(Records drawn from a dataset)
____

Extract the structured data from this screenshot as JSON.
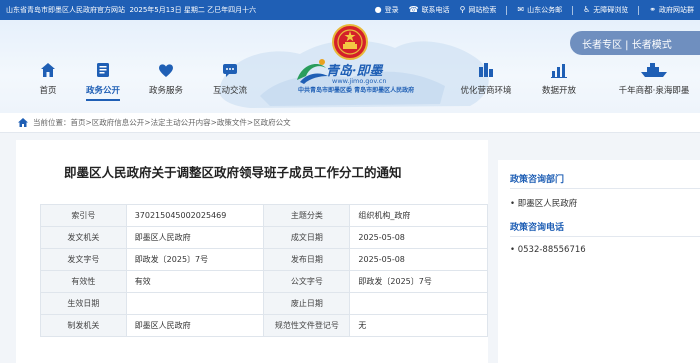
{
  "topbar": {
    "site": "山东省青岛市即墨区人民政府官方网站",
    "date": "2025年5月13日 星期二 乙巳年四月十六",
    "links": [
      {
        "label": "登录",
        "icon": "user-icon"
      },
      {
        "label": "联系电话",
        "icon": "phone-icon"
      },
      {
        "label": "网站检索",
        "icon": "search-icon"
      },
      {
        "label": "山东公务邮",
        "icon": "mail-icon"
      },
      {
        "label": "无障碍浏览",
        "icon": "accessibility-icon"
      },
      {
        "label": "政府网站群",
        "icon": "link-icon"
      }
    ]
  },
  "header": {
    "logo_title": "青岛·即墨",
    "logo_url": "www.jimo.gov.cn",
    "logo_sub": "中共青岛市即墨区委 青岛市即墨区人民政府",
    "elder_mode": "长者专区 | 长者模式",
    "nav": [
      {
        "label": "首页",
        "icon": "home-icon"
      },
      {
        "label": "政务公开",
        "icon": "document-icon",
        "active": true
      },
      {
        "label": "政务服务",
        "icon": "heart-icon"
      },
      {
        "label": "互动交流",
        "icon": "chat-icon"
      },
      {
        "label": "优化营商环境",
        "icon": "building-icon"
      },
      {
        "label": "数据开放",
        "icon": "bar-chart-icon"
      },
      {
        "label": "千年商都·泉海即墨",
        "icon": "ship-icon"
      }
    ]
  },
  "breadcrumb": {
    "prefix": "当前位置：",
    "items": [
      "首页",
      "区政府信息公开",
      "法定主动公开内容",
      "政策文件",
      "区政府公文"
    ],
    "separator": " > "
  },
  "article": {
    "title": "即墨区人民政府关于调整区政府领导班子成员工作分工的通知",
    "meta": [
      [
        {
          "k": "索引号",
          "v": "370215045002025469"
        },
        {
          "k": "主题分类",
          "v": "组织机构_政府"
        }
      ],
      [
        {
          "k": "发文机关",
          "v": "即墨区人民政府"
        },
        {
          "k": "成文日期",
          "v": "2025-05-08"
        }
      ],
      [
        {
          "k": "发文字号",
          "v": "即政发〔2025〕7号"
        },
        {
          "k": "发布日期",
          "v": "2025-05-08"
        }
      ],
      [
        {
          "k": "有效性",
          "v": "有效"
        },
        {
          "k": "公文字号",
          "v": "即政发〔2025〕7号"
        }
      ],
      [
        {
          "k": "生效日期",
          "v": ""
        },
        {
          "k": "废止日期",
          "v": ""
        }
      ],
      [
        {
          "k": "制发机关",
          "v": "即墨区人民政府"
        },
        {
          "k": "规范性文件登记号",
          "v": "无"
        }
      ]
    ]
  },
  "sidebar": {
    "dept_heading": "政策咨询部门",
    "dept_value": "• 即墨区人民政府",
    "phone_heading": "政策咨询电话",
    "phone_value": "• 0532-88556716"
  },
  "colors": {
    "brand": "#1f5fb5",
    "elder_bg": "#6f8fbf"
  }
}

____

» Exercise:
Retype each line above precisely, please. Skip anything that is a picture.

» Answer for the task:
Extract the structured data from this screenshot as JSON.
{
  "topbar": {
    "site": "山东省青岛市即墨区人民政府官方网站",
    "date": "2025年5月13日 星期二 乙巳年四月十六",
    "links": [
      {
        "label": "登录",
        "icon": "user-icon"
      },
      {
        "label": "联系电话",
        "icon": "phone-icon"
      },
      {
        "label": "网站检索",
        "icon": "search-icon"
      },
      {
        "label": "山东公务邮",
        "icon": "mail-icon"
      },
      {
        "label": "无障碍浏览",
        "icon": "accessibility-icon"
      },
      {
        "label": "政府网站群",
        "icon": "link-icon"
      }
    ]
  },
  "header": {
    "logo_title": "青岛·即墨",
    "logo_url": "www.jimo.gov.cn",
    "logo_sub": "中共青岛市即墨区委 青岛市即墨区人民政府",
    "elder_mode": "长者专区 | 长者模式",
    "nav": [
      {
        "label": "首页",
        "icon": "home-icon"
      },
      {
        "label": "政务公开",
        "icon": "document-icon",
        "active": true
      },
      {
        "label": "政务服务",
        "icon": "heart-icon"
      },
      {
        "label": "互动交流",
        "icon": "chat-icon"
      },
      {
        "label": "优化营商环境",
        "icon": "building-icon"
      },
      {
        "label": "数据开放",
        "icon": "bar-chart-icon"
      },
      {
        "label": "千年商都·泉海即墨",
        "icon": "ship-icon"
      }
    ]
  },
  "breadcrumb": {
    "prefix": "当前位置：",
    "items": [
      "首页",
      "区政府信息公开",
      "法定主动公开内容",
      "政策文件",
      "区政府公文"
    ],
    "separator": " > "
  },
  "article": {
    "title": "即墨区人民政府关于调整区政府领导班子成员工作分工的通知",
    "meta": [
      [
        {
          "k": "索引号",
          "v": "370215045002025469"
        },
        {
          "k": "主题分类",
          "v": "组织机构_政府"
        }
      ],
      [
        {
          "k": "发文机关",
          "v": "即墨区人民政府"
        },
        {
          "k": "成文日期",
          "v": "2025-05-08"
        }
      ],
      [
        {
          "k": "发文字号",
          "v": "即政发〔2025〕7号"
        },
        {
          "k": "发布日期",
          "v": "2025-05-08"
        }
      ],
      [
        {
          "k": "有效性",
          "v": "有效"
        },
        {
          "k": "公文字号",
          "v": "即政发〔2025〕7号"
        }
      ],
      [
        {
          "k": "生效日期",
          "v": ""
        },
        {
          "k": "废止日期",
          "v": ""
        }
      ],
      [
        {
          "k": "制发机关",
          "v": "即墨区人民政府"
        },
        {
          "k": "规范性文件登记号",
          "v": "无"
        }
      ]
    ]
  },
  "sidebar": {
    "dept_heading": "政策咨询部门",
    "dept_value": "• 即墨区人民政府",
    "phone_heading": "政策咨询电话",
    "phone_value": "• 0532-88556716"
  },
  "colors": {
    "brand": "#1f5fb5",
    "elder_bg": "#6f8fbf"
  }
}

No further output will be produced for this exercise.